Wednesday, May 18, 2011

Of Mice, Lizards and Cats

In my almost 20 year experience with cats, I've come to know that many of them make pretty good little hunters.  All of our cats are strictly indoors, but that doesn't mean they don't surprise me with gifts from time to time.  

When we moved to Florida some seven years ago, I knew the cats would be intrigued by the population of small lizards that inhabited the garden of our condo.  Known to us as chameleons, they are actually anoles, a small harmless species of lizard that thrives in Florida.  Anyone who has ever vacationed here is familiar with the little squiggly things, and I'm sure they have been the subject of many a tourist's photos.  These tiny lizards have also been on the menu of assorted household pets, though I can't imagine they would taste very good.  Then again, I'm no dog or cat, so what do I know?

Our condo had a screened-in porch, called a "lanai" in Florida, onto which the cats would descend and lounge around, sniff the air, and swat at the local wildlife (which included neighbors and their children).  One particular morning, Tika came in from the lanai with an odd look on her face.  Closer inspection revealed a mouthful of lizard, with a wriggly tail poking out of the corner of her gently closed mouth.  I had to coax her to drop the poor little thing, and when she finally did, it scooted away from her and under our sofa, where it was never seen or heard from again.  I praised her for being such a good little hunter, and she meowed happily (or I guess she could have been frustrated for having lost her catch!)

Pixel, I believe if given the chance, would either a) be a stellar hunter, or b) run away from a mouse, freaked out and scared to death.  He is afraid of his own shadow, but will stalk and hunt anything that moves (so long as it doesn't make a peep!).  Since he was a kitten his favorite toy has been toy mice, which he will carry by the tail, drop at your feet and almost beg you to throw.  The more the mouse rattles, the better.  

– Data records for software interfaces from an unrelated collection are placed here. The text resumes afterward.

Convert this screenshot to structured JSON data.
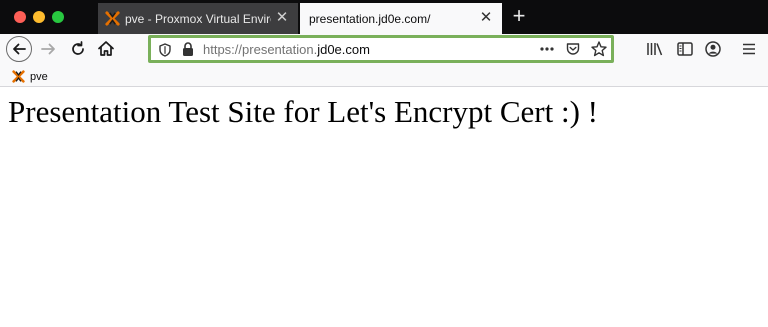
{
  "tabs": [
    {
      "title": "pve - Proxmox Virtual Environment",
      "close": "✕",
      "active": false
    },
    {
      "title": "presentation.jd0e.com/",
      "close": "✕",
      "active": true
    }
  ],
  "new_tab": "+",
  "address_bar": {
    "scheme": "https://",
    "subdomain": "presentation.",
    "domain": "jd0e.com",
    "highlight_color": "#7ab05a"
  },
  "bookmarks": [
    {
      "label": "pve",
      "icon": "proxmox-icon"
    }
  ],
  "page": {
    "heading": "Presentation Test Site for Let's Encrypt Cert :) !"
  },
  "icons": {
    "back": "back-arrow-icon",
    "forward": "forward-arrow-icon",
    "reload": "reload-icon",
    "home": "home-icon",
    "shield": "tracking-protection-icon",
    "lock": "lock-icon",
    "more": "more-actions-icon",
    "pocket": "pocket-icon",
    "star": "bookmark-star-icon",
    "library": "library-icon",
    "sidebar": "sidebar-icon",
    "account": "account-icon",
    "menu": "hamburger-menu-icon"
  }
}
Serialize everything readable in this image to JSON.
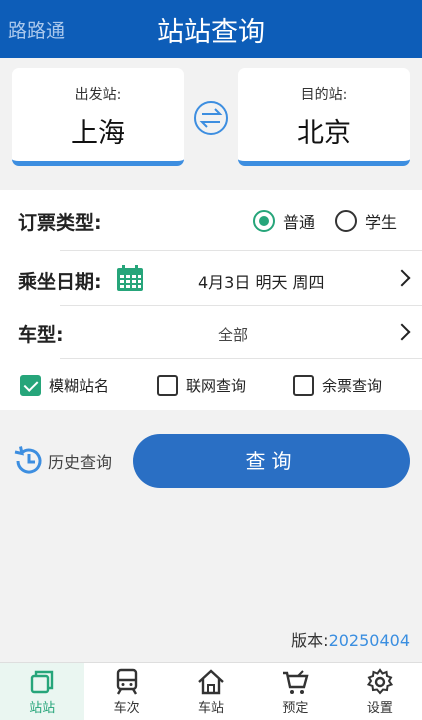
{
  "header": {
    "app_name": "路路通",
    "title": "站站查询"
  },
  "stations": {
    "from": {
      "label": "出发站:",
      "name": "上海"
    },
    "to": {
      "label": "目的站:",
      "name": "北京"
    }
  },
  "ticket_type": {
    "label": "订票类型:",
    "options": [
      "普通",
      "学生"
    ],
    "selected": "普通"
  },
  "date": {
    "label": "乘坐日期:",
    "value": "4月3日 明天 周四"
  },
  "train_type": {
    "label": "车型:",
    "value": "全部"
  },
  "checkboxes": [
    {
      "label": "模糊站名",
      "checked": true
    },
    {
      "label": "联网查询",
      "checked": false
    },
    {
      "label": "余票查询",
      "checked": false
    }
  ],
  "history_label": "历史查询",
  "query_label": "查询",
  "version": {
    "label": "版本:",
    "number": "20250404"
  },
  "tabs": [
    {
      "label": "站站",
      "icon": "station-to-station-icon",
      "active": true
    },
    {
      "label": "车次",
      "icon": "train-icon",
      "active": false
    },
    {
      "label": "车站",
      "icon": "home-station-icon",
      "active": false
    },
    {
      "label": "预定",
      "icon": "cart-icon",
      "active": false
    },
    {
      "label": "设置",
      "icon": "gear-icon",
      "active": false
    }
  ],
  "colors": {
    "header": "#0d5db8",
    "accent_green": "#26a57a",
    "button_blue": "#2a6fc4",
    "card_underline": "#3d8ee0"
  }
}
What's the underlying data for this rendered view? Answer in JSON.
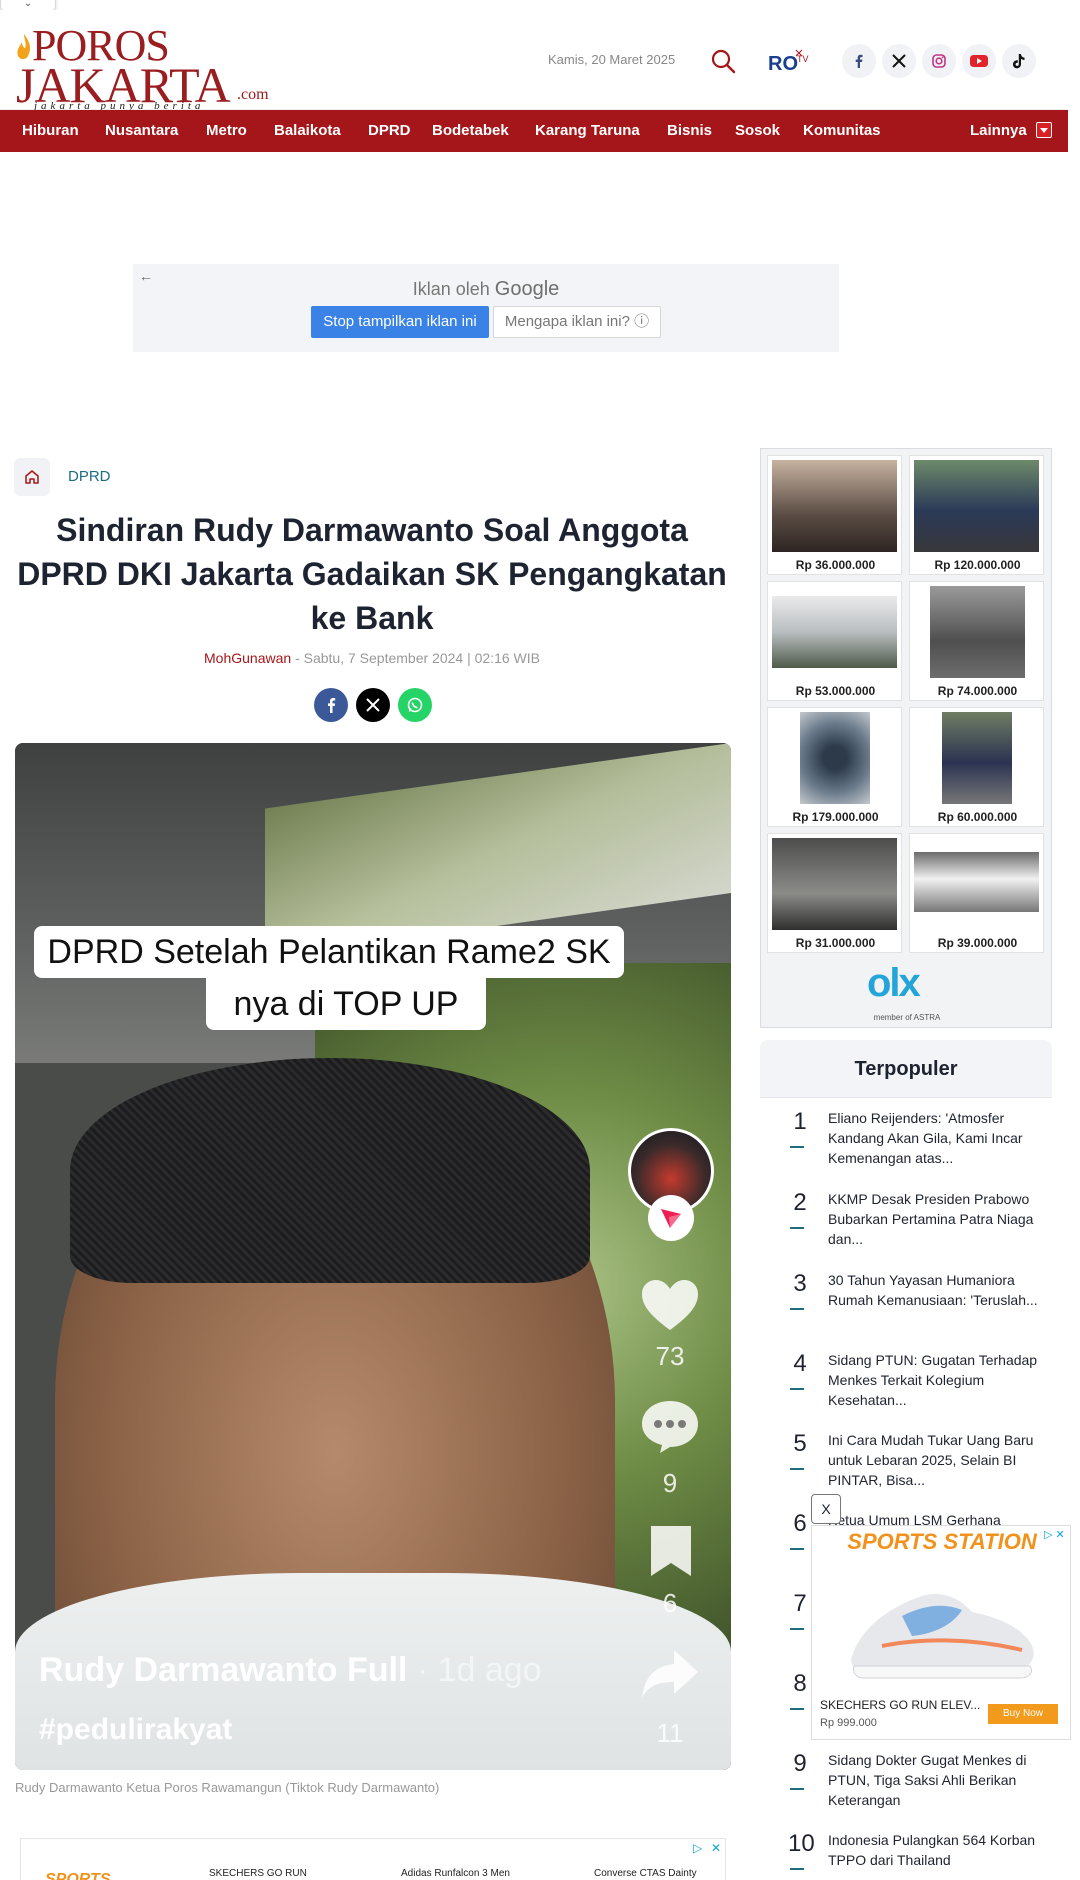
{
  "header": {
    "logo_line1": "POROS",
    "logo_line2": "JAKARTA",
    "logo_dotcom": ".com",
    "logo_tagline": "jakarta punya berita",
    "date": "Kamis, 20 Maret 2025",
    "tv_label": "RO TV"
  },
  "nav": {
    "items": [
      "Hiburan",
      "Nusantara",
      "Metro",
      "Balaikota",
      "DPRD",
      "Bodetabek",
      "Karang Taruna",
      "Bisnis",
      "Sosok",
      "Komunitas"
    ],
    "more": "Lainnya"
  },
  "google_ad": {
    "by_text": "Iklan oleh",
    "brand": "Google",
    "stop": "Stop tampilkan iklan ini",
    "why": "Mengapa iklan ini? ⓘ"
  },
  "article": {
    "category": "DPRD",
    "title": "Sindiran Rudy Darmawanto Soal Anggota DPRD DKI Jakarta Gadaikan SK Pengangkatan ke Bank",
    "author": "MohGunawan",
    "date": "- Sabtu, 7 September 2024 | 02:16 WIB",
    "caption": "Rudy Darmawanto Ketua Poros Rawamangun (Tiktok Rudy Darmawanto)"
  },
  "video": {
    "caption_line1": "DPRD Setelah Pelantikan Rame2 SK",
    "caption_line2": "nya di TOP UP",
    "likes": "73",
    "comments": "9",
    "saves": "6",
    "shares": "11",
    "user": "Rudy Darmawanto Full",
    "ago": " · 1d ago",
    "hashtag": "#pedulirakyat"
  },
  "olx": {
    "prices": [
      "Rp 36.000.000",
      "Rp 120.000.000",
      "Rp 53.000.000",
      "Rp 74.000.000",
      "Rp 179.000.000",
      "Rp 60.000.000",
      "Rp 31.000.000",
      "Rp 39.000.000"
    ],
    "logo": "olx",
    "member": "member of ASTRA"
  },
  "popular": {
    "heading": "Terpopuler",
    "items": [
      {
        "n": "1",
        "t": "Eliano Reijenders: 'Atmosfer Kandang Akan Gila, Kami Incar Kemenangan atas..."
      },
      {
        "n": "2",
        "t": "KKMP Desak Presiden Prabowo Bubarkan Pertamina Patra Niaga dan..."
      },
      {
        "n": "3",
        "t": "30 Tahun Yayasan Humaniora Rumah Kemanusiaan: 'Teruslah..."
      },
      {
        "n": "4",
        "t": "Sidang PTUN: Gugatan Terhadap Menkes Terkait Kolegium Kesehatan..."
      },
      {
        "n": "5",
        "t": "Ini Cara Mudah Tukar Uang Baru untuk Lebaran 2025, Selain BI PINTAR, Bisa..."
      },
      {
        "n": "6",
        "t": "Ketua Umum LSM Gerhana"
      },
      {
        "n": "7",
        "t": ""
      },
      {
        "n": "8",
        "t": ""
      },
      {
        "n": "9",
        "t": "Sidang Dokter Gugat Menkes di PTUN, Tiga Saksi Ahli Berikan Keterangan"
      },
      {
        "n": "10",
        "t": "Indonesia Pulangkan 564 Korban TPPO dari Thailand"
      }
    ]
  },
  "float_ad": {
    "close": "X",
    "brand": "SPORTS STATION",
    "product": "SKECHERS GO RUN ELEV...",
    "price": "Rp 999.000",
    "buy": "Buy Now"
  },
  "bottom_ad": {
    "brand": "SPORTS",
    "p1": "SKECHERS GO RUN",
    "p2": "Adidas Runfalcon 3 Men",
    "p3": "Converse CTAS Dainty"
  }
}
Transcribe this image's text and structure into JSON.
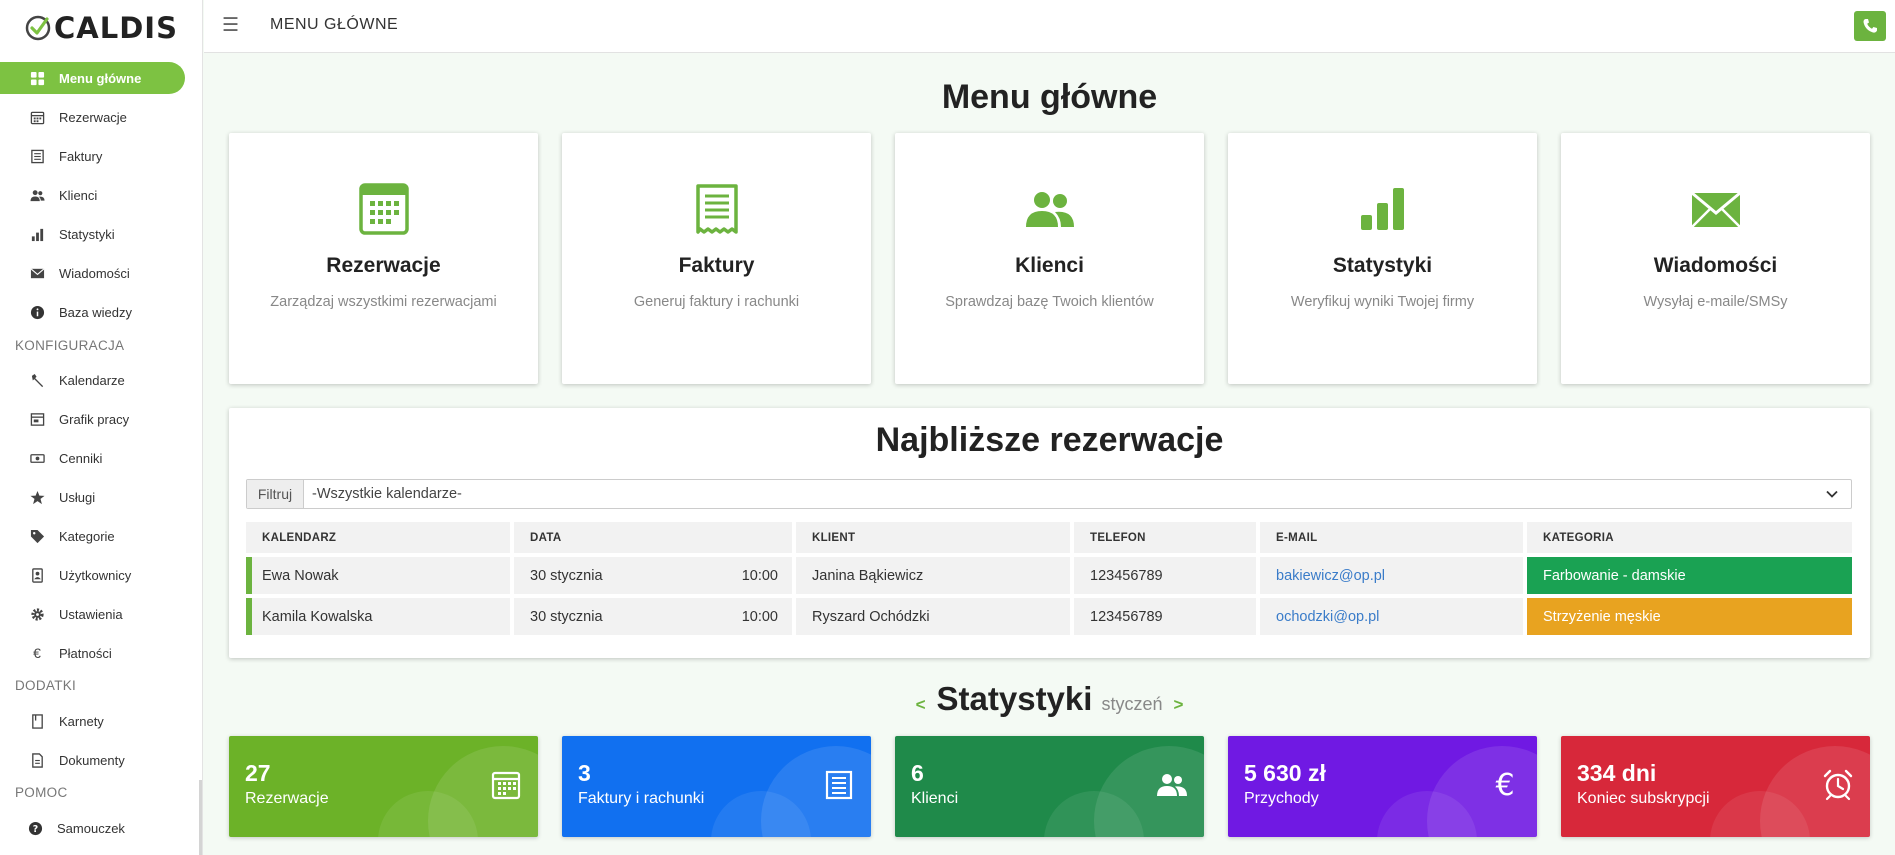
{
  "brand": {
    "logo_text": "CALDIS",
    "accent": "#7dc242"
  },
  "header": {
    "title": "MENU GŁÓWNE"
  },
  "sidebar": {
    "main_items": [
      {
        "label": "Menu główne",
        "icon": "grid-icon"
      },
      {
        "label": "Rezerwacje",
        "icon": "calendar-icon"
      },
      {
        "label": "Faktury",
        "icon": "invoice-icon"
      },
      {
        "label": "Klienci",
        "icon": "users-icon"
      },
      {
        "label": "Statystyki",
        "icon": "bar-chart-icon"
      },
      {
        "label": "Wiadomości",
        "icon": "envelope-icon"
      },
      {
        "label": "Baza wiedzy",
        "icon": "info-icon"
      }
    ],
    "section_config": "KONFIGURACJA",
    "config_items": [
      {
        "label": "Kalendarze",
        "icon": "wrench-icon"
      },
      {
        "label": "Grafik pracy",
        "icon": "schedule-icon"
      },
      {
        "label": "Cenniki",
        "icon": "money-icon"
      },
      {
        "label": "Usługi",
        "icon": "star-icon"
      },
      {
        "label": "Kategorie",
        "icon": "tag-icon"
      },
      {
        "label": "Użytkownicy",
        "icon": "user-badge-icon"
      },
      {
        "label": "Ustawienia",
        "icon": "gear-icon"
      },
      {
        "label": "Płatności",
        "icon": "euro-icon"
      }
    ],
    "section_addons": "DODATKI",
    "addon_items": [
      {
        "label": "Karnety",
        "icon": "pass-icon"
      },
      {
        "label": "Dokumenty",
        "icon": "document-icon"
      }
    ],
    "section_help": "POMOC",
    "help_items": [
      {
        "label": "Samouczek",
        "icon": "question-icon"
      }
    ]
  },
  "main": {
    "title": "Menu główne",
    "cards": [
      {
        "title": "Rezerwacje",
        "desc": "Zarządzaj wszystkimi rezerwacjami"
      },
      {
        "title": "Faktury",
        "desc": "Generuj faktury i rachunki"
      },
      {
        "title": "Klienci",
        "desc": "Sprawdzaj bazę Twoich klientów"
      },
      {
        "title": "Statystyki",
        "desc": "Weryfikuj wyniki Twojej firmy"
      },
      {
        "title": "Wiadomości",
        "desc": "Wysyłaj e-maile/SMSy"
      }
    ]
  },
  "reservations": {
    "title": "Najbliższe rezerwacje",
    "filter_label": "Filtruj",
    "filter_value": "-Wszystkie kalendarze-",
    "columns": [
      "KALENDARZ",
      "DATA",
      "KLIENT",
      "TELEFON",
      "E-MAIL",
      "KATEGORIA"
    ],
    "rows": [
      {
        "calendar": "Ewa Nowak",
        "date": "30 stycznia",
        "time": "10:00",
        "client": "Janina Bąkiewicz",
        "phone": "123456789",
        "email": "bakiewicz@op.pl",
        "category": "Farbowanie - damskie",
        "category_color": "#1aa253"
      },
      {
        "calendar": "Kamila Kowalska",
        "date": "30 stycznia",
        "time": "10:00",
        "client": "Ryszard Ochódzki",
        "phone": "123456789",
        "email": "ochodzki@op.pl",
        "category": "Strzyżenie męskie",
        "category_color": "#e8a320"
      }
    ]
  },
  "stats": {
    "prev": "<",
    "next": ">",
    "title": "Statystyki",
    "month": "styczeń",
    "tiles": [
      {
        "value": "27",
        "label": "Rezerwacje",
        "color": "#6cb228",
        "icon": "calendar-icon"
      },
      {
        "value": "3",
        "label": "Faktury i rachunki",
        "color": "#1170f0",
        "icon": "invoice-icon"
      },
      {
        "value": "6",
        "label": "Klienci",
        "color": "#1f8a4a",
        "icon": "users-icon"
      },
      {
        "value": "5 630 zł",
        "label": "Przychody",
        "color": "#7019e3",
        "icon": "euro-icon"
      },
      {
        "value": "334 dni",
        "label": "Koniec subskrypcji",
        "color": "#d7283a",
        "icon": "alarm-clock-icon"
      }
    ]
  }
}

Not many would believe that a cat will play fetch, let alone that he taught himself how to play this game of "cat and mouse."  He is also learning to hit the mouse when it is thrown at him, like a tiny, furry baseball player at the bat.  If no one is willing or available to play fetch with him, he takes matters into his own paws, taking the mouse and tossing it in the air, and chasing it.  Each time I see him play like this, I shake my head in wonder, knowing that most people either don't give cats enough credit for being smart, or he has a screw loose in that noggin of his.  The jury is still out on that decision.  I tend to think it may be both.